Emmanuel Boss, Professor, University of Maine, Orono, ME, USA
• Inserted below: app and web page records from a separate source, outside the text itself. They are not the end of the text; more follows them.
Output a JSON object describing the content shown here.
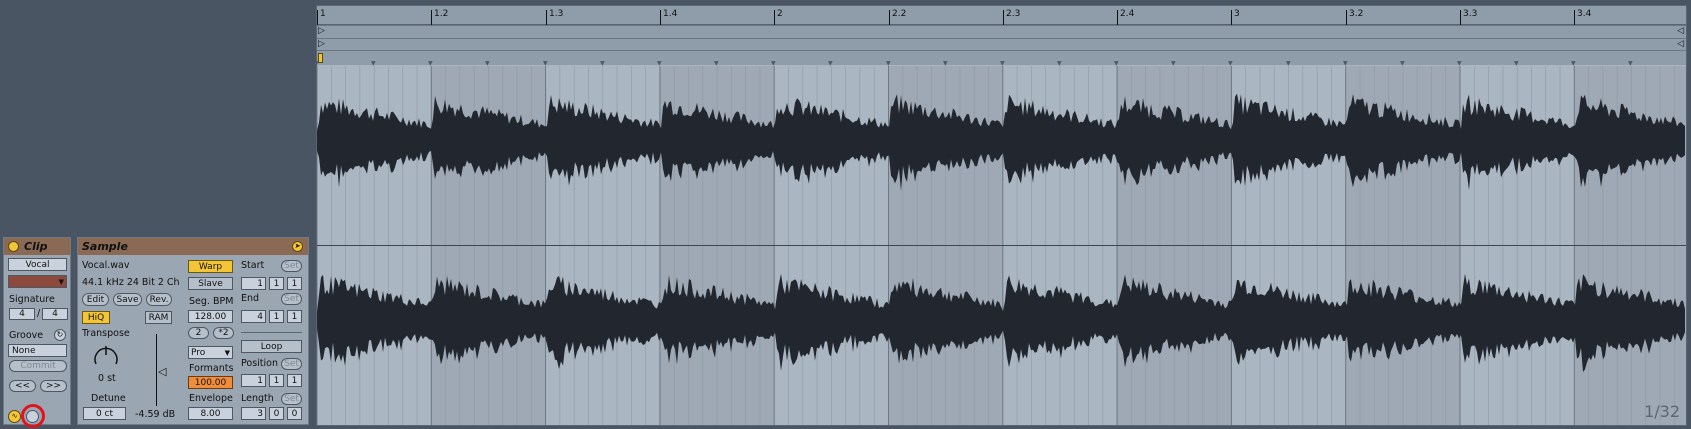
{
  "clip": {
    "title": "Clip",
    "name": "Vocal",
    "signature_label": "Signature",
    "sig_num": "4",
    "sig_sep": "/",
    "sig_den": "4",
    "groove_label": "Groove",
    "groove_value": "None",
    "commit_label": "Commit",
    "prev_label": "<<",
    "next_label": ">>",
    "color_swatch": "#8b4a3c"
  },
  "sample": {
    "title": "Sample",
    "filename": "Vocal.wav",
    "format": "44.1 kHz 24 Bit 2 Ch",
    "edit_label": "Edit",
    "save_label": "Save",
    "rev_label": "Rev.",
    "hiq_label": "HiQ",
    "ram_label": "RAM",
    "transpose_label": "Transpose",
    "transpose_value": "0 st",
    "detune_label": "Detune",
    "detune_value": "0 ct",
    "gain_value": "-4.59 dB",
    "warp_label": "Warp",
    "slave_label": "Slave",
    "seg_bpm_label": "Seg. BPM",
    "seg_bpm_value": "128.00",
    "half_label": "2",
    "double_label": "*2",
    "warp_mode": "Pro",
    "formants_label": "Formants",
    "formants_value": "100.00",
    "envelope_label": "Envelope",
    "envelope_value": "8.00",
    "start_label": "Start",
    "start_values": [
      "1",
      "1",
      "1"
    ],
    "end_label": "End",
    "end_values": [
      "4",
      "1",
      "1"
    ],
    "set_label": "Set",
    "loop_label": "Loop",
    "position_label": "Position",
    "position_values": [
      "1",
      "1",
      "1"
    ],
    "length_label": "Length",
    "length_values": [
      "3",
      "0",
      "0"
    ]
  },
  "ruler": {
    "labels": [
      "1",
      "1.2",
      "1.3",
      "1.4",
      "2",
      "2.2",
      "2.3",
      "2.4",
      "3",
      "3.2",
      "3.3",
      "3.4"
    ]
  },
  "zoom": "1/32",
  "colors": {
    "accent_yellow": "#f4c537",
    "accent_orange": "#f18c3a",
    "waveform": "#22272f",
    "highlight_circle": "#e0141e"
  }
}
I wanted to be an oceanographer since I was 15, engaging in many water sports. I chose to study mathematics and physics for BSc (Hebrew U.) to get a good basic background. I did a MSc (Hebrew U.) and PhD (UW) in physical oceanography focusing on GFD while dabbling in small scales turbulence-plankton interaction with my wife, oceanographer Lee Karp-Boss. Thanks to the Ocean Optics summer class, I ‘saw the light’ and subsequently switched to study marine optics in my postdocs (UW &; OSU) and my following career. Optics involves complicated math and physics and application ranging from biology to sedimentology. I am a ‘social’ scientist, enjoying interactions with my colleagues at least as much as the problem we address. I strongly believe that the ‘job’ of a scientist should be satisfying and fun. The problems are hard enough and we don’t have to add a layer of social pressure to make it harder. I am also a strong believer in hands-on education. I believe we learn better from doing than from only hearing. Those of us who ‘survived’ the auditory education system need not assume it fits all student profiles (and think of how many creative people we lost). I had my first son born while my wife and I were graduate students (we have three boys). Family and science should not be in conflict (though I often told my boys that I am sorry for them that I ‘love’ my job so much). While we put a lot of energy into our job at the expense of those around us, there are many benefits for them as well (like visiting really cool places, or discovering other cultures while on sabbatical). In short, I feel very fortunate to have a job I love, working with friends from whom I learn every day.